Short stature refers to any person who is significantly below the average height for a person of the same age and sex.
The term often refers to children or adolescents who are significantly below the average height of their peers.
Idiopathic short stature; Non-growth hormone deficient short stature
A growth chart is used to compare a child's current height and how fast he or she is growing to other children of the same age and gender (male or female). A measurement called standard deviation (SD) is used. If a child's height is more than 2 SD's below the average height, the child is thought to have short stature.
Many parents become worried if their children are shorter than most or all of the children around them. However, short stature is not necessarily a symptom or sign of a health problem. Two relatively short but healthy parents may have an entirely healthy child who is in the shortest 5%.
On the other hand, short stature may be a symptom caused by a medical condition. Because many of these conditions are treatable, the person should be examined by a health care provider. The rate of growth over time is important in determining the cause.
Short stature may be due to a number of medical conditions or problems, including:
Short stature that has no medical cause (idiopathic short stature) can be due to:
This list does not include every possible cause of short stature.
All children should have their growth and development monitored on a regular basis.
If your child appears to be much shorter than most children his or her age (or if the growth rate has decreased or stopped), call your health care provider.
The health care provider will perform a physical examination. The child's height, weight, and arm and leg lengths will be measured. If the short stature appears to be a sign of some medical condition, further tests, including laboratory studies and x-rays, may be needed.

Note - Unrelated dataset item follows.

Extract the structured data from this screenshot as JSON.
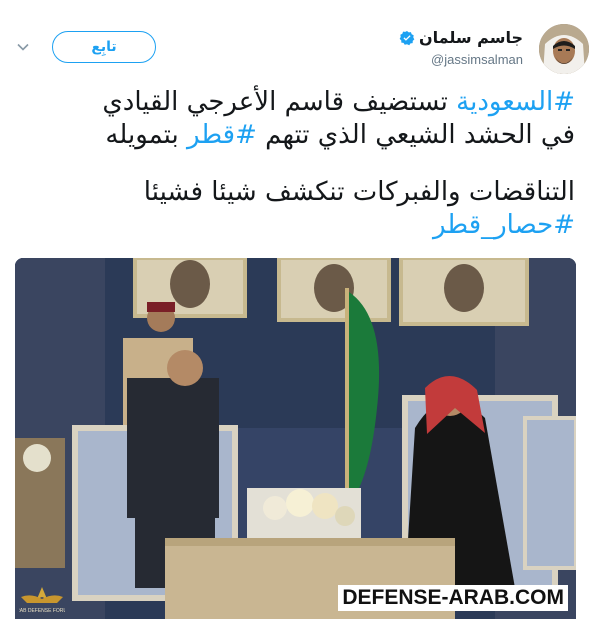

To learn more about possible causes, the health care provider will ask questions, such as:
A bone age x-ray is often done. X-rays are usually made of the left wrist or hand. Normally, the size and shape of bones change as a person matures. These changes can be seen on an x-ray and usually follow a pattern as a child grows older. Certain causes of short stature may be present if the bones have not changed or matured as expected for the child's age.
Girls with short stature may have a karyotype done to check for certain genetic diseases, such as Turner syndrome.
Other tests may include:
Although your health care provider keeps records of height and weight from routine examinations, you may find it helpful to keep your own records. You may want to bring these records to your health care provider's attention if the growth seems slow or the child seems small.
Children of short stature who are found to have a lack of growth hormone in their body will usually be treated with growth hormone injections.
Growth hormone injections are also used to treat children with Turner syndrome, Prader-Willi syndrome, chronic kidney failure, or idiopathic short stature (ISS).
Many children with short stature of unknown cause do not need growth hormone injections. Children who are more likely to receive growth hormone injections are:
Some boys with short stature who also have delayed puberty may receive certain medicines containing the male hormone, testosterone.
Cohen P, Rogol AD, Deal CL, et al. Wit JM: 2007 ISS Consensus Workshop participants. Consensus statement on the diagnosis and treatment of children with idiopathic short stature: a summary of the Growth Hormone Research Society, the Lawson Wilkins Pediatric Endocrine Society, and the European Society for Paediatric Endocrinology Workshop. J Clin Endocrinol Metab. 2008;93:4210-4217.
Parks JS, Feiner EL. Hypopituitarism. In: Kliegman RM, Behrman RE, Jenson HB, Stanton BF, eds. Nelson Textbook of Pediatrics. 18th ed. Philadelphia, Pa:Saunders Elsevier;2007:chap 558.
Collett-Solberg PF, Misra M. Drug and Therapeutics Committee of the Lawson Wilkins Pediatric Endocrine Society. The role of recombinant human insulin-like growth factor-1 in treating children with short stature. J Clin Endocrinol Metab. 2008;93:10-18.